I know I didn't. I fell head over heels. After I began accumulating junk silver, I soon became enamored of certain designs. The majesty of the Walking Liberty half dollar. The grace of the Winged Liberty dime. The poise of the Standing Liberty quarter. And a personal favorite, the Grecian-sculpture-like dignity of the Barber series of dimes, quarters, and halves. Designed by Charles Barber - the sixth Chief Engraver of the United States Mint - they were placed into circulation in 1892 and produced until 1916.
In 1893, people used them to gain admission at the Chicago's World Fair - the Columbian Exposition - held to commemorate the 400th Anniversary of Christopher Columbus's arrival in the New World. People spent them - as Teddy Roosevelt and his Roughriders charged gallantly, on thundering steeds, up San Juan Hill in 1898 - during the Spanish-American War. They were still using them as change in 1917 when America abandoned isolationism and took arms to assist the Triple Entente, fighting The War To End All Wars.

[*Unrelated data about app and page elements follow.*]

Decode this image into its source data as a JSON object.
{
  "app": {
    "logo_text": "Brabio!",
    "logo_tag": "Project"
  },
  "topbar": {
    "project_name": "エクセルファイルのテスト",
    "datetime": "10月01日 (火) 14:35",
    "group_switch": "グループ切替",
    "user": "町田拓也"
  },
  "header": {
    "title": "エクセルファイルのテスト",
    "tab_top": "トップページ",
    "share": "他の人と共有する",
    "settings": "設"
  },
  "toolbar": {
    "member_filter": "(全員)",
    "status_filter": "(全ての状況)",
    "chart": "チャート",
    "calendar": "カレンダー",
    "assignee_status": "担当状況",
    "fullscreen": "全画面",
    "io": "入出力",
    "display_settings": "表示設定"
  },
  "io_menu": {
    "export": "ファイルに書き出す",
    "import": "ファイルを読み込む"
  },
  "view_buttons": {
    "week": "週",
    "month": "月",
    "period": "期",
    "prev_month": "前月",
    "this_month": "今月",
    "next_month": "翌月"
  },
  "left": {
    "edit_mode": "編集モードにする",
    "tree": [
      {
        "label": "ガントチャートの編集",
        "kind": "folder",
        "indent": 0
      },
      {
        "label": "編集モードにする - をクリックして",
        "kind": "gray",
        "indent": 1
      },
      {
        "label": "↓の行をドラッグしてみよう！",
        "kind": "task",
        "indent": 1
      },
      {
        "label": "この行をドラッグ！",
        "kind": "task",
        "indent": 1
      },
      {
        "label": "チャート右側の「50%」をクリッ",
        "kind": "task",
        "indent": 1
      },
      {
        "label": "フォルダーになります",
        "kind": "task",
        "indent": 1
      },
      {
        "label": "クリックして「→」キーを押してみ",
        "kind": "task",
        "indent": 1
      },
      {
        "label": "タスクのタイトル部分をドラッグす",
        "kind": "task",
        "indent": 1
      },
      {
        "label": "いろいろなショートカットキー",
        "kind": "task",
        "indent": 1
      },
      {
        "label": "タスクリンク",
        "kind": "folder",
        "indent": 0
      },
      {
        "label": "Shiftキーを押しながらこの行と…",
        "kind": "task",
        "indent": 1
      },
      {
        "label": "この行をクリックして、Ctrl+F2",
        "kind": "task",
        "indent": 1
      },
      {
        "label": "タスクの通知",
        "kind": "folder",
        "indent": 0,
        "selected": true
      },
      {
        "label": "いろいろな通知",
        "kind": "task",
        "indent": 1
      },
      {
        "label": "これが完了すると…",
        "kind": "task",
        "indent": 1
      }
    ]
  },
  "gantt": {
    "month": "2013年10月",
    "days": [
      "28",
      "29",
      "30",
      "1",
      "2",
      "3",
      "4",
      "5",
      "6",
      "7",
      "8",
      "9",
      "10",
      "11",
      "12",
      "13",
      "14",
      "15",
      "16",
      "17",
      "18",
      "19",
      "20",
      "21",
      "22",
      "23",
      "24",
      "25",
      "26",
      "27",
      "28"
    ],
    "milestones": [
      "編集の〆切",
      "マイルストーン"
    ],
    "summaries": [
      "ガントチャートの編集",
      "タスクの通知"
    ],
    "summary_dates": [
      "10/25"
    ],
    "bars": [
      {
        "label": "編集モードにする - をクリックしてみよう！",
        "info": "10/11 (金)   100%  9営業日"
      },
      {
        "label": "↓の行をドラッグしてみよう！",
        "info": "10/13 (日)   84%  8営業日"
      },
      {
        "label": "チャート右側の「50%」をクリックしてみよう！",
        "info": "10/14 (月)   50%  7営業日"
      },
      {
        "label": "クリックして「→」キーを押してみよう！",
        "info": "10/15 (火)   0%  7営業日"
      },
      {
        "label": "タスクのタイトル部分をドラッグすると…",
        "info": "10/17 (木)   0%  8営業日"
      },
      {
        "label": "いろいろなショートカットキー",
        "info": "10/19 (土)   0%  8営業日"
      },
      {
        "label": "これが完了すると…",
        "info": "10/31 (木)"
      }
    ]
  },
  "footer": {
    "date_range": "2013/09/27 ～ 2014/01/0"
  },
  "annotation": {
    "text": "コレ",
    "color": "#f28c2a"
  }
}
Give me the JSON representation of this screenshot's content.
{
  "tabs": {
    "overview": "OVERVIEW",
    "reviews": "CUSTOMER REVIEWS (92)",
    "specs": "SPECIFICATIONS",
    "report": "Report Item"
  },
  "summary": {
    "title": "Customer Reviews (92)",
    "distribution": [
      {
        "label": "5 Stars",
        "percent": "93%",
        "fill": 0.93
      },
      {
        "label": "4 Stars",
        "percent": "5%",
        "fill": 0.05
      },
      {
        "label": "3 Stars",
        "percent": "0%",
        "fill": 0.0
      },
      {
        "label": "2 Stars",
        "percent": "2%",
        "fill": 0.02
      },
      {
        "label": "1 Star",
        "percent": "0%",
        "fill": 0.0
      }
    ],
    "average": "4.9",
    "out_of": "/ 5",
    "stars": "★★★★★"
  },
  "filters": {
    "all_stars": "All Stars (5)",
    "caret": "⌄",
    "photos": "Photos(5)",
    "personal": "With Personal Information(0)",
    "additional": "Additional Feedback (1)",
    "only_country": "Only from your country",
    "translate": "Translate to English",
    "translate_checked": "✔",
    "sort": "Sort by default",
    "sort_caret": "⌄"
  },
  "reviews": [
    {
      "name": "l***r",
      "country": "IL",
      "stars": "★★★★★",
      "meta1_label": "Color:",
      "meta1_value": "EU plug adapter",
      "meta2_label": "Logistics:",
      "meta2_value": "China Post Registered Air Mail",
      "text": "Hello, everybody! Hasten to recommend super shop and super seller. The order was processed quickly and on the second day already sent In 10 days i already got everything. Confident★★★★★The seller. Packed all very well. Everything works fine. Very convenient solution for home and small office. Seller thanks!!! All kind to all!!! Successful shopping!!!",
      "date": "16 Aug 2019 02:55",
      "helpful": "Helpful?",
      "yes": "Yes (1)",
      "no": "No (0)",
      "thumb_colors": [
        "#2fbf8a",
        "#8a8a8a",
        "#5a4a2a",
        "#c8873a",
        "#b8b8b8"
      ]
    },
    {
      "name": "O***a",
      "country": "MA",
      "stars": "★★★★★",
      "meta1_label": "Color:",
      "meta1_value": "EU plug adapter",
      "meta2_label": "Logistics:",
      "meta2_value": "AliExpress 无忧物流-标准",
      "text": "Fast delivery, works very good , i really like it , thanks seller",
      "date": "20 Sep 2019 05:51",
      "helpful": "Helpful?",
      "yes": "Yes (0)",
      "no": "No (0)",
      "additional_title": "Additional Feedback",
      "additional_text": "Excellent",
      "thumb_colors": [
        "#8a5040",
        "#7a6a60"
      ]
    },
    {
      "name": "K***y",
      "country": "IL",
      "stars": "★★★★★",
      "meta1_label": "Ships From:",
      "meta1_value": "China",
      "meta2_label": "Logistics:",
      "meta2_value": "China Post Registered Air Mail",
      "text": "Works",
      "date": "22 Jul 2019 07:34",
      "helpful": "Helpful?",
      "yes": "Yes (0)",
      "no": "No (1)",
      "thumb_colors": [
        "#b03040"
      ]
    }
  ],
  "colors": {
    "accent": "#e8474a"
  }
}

They spent their Barbers. Not me, I'm hanging onto mine. They are a wonderful collectible, with a fascinating history. They may not be as popular as the Morgan Dollar among hobbyists, but they still represent a good investment. They are increasing in value as the years pass. And if hyperinflation does occur, if there's any buyers left after the repercussions, an exquisite collection of Barber coins ought to fetch a good deal. There have been periods of time over which investments in rare coins had returns that rivalled or exceeded most other asset classes.
And the title? I do need a good Barber. But not because I need a close shave. I'm as bald as a baby's butt. But I still have a few slots to fill in my album, and I'm always on the lookout for a good scarce date Barber dime in extra fine condition. Wanna make a buck? Keep an eye on your change, or go rifle through Gramma's coffee tin. If you find an 1894-S, or an 1895-O, or heck, even an 1893-S, and it looks real shiny, like no one has ever touched it? Send it to me and I'll zip a check off to you for ten dollars, right away. As long as it doesn't say copy on the back side, in Chinese.
Buy Silver. Buy Gold. Save Copper. Start Now.